**Goal of the exercise**
Examine each line of the data. Copy those that contain the string "Configuration".

**Recorded data**
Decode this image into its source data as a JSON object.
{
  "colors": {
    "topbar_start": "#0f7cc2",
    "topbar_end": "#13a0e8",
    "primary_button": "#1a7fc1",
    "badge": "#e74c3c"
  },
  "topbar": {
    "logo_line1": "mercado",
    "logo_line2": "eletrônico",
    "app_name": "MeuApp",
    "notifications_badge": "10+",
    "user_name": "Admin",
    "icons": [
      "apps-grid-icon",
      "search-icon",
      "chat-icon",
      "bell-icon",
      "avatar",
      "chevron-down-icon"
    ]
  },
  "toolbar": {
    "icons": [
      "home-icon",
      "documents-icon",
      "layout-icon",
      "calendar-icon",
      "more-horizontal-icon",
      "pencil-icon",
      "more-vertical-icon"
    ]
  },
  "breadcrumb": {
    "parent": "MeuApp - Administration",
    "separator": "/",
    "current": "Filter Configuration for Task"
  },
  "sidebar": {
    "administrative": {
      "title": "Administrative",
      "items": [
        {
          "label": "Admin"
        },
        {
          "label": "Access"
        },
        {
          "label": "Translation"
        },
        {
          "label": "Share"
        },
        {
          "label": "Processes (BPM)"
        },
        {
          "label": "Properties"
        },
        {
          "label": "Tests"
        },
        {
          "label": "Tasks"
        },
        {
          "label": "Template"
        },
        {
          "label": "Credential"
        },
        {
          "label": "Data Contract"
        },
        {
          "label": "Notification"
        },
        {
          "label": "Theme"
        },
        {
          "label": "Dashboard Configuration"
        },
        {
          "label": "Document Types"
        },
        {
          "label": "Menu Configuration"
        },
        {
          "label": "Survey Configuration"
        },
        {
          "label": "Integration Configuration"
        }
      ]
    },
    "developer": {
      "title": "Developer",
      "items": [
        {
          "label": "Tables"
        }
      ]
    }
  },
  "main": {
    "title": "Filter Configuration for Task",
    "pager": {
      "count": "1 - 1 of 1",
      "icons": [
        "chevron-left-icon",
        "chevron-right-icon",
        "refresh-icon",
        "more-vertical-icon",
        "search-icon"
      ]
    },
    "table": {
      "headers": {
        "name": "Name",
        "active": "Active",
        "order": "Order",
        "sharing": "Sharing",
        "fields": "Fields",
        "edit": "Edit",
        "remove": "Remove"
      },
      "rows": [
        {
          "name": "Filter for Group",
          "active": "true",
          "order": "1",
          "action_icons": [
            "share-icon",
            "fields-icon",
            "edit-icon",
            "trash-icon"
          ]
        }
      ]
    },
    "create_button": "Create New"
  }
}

**Your response**
    "current": "Filter Configuration for Task"
          "label": "Dashboard Configuration"
          "label": "Menu Configuration"
          "label": "Survey Configuration"
          "label": "Integration Configuration"
    "title": "Filter Configuration for Task",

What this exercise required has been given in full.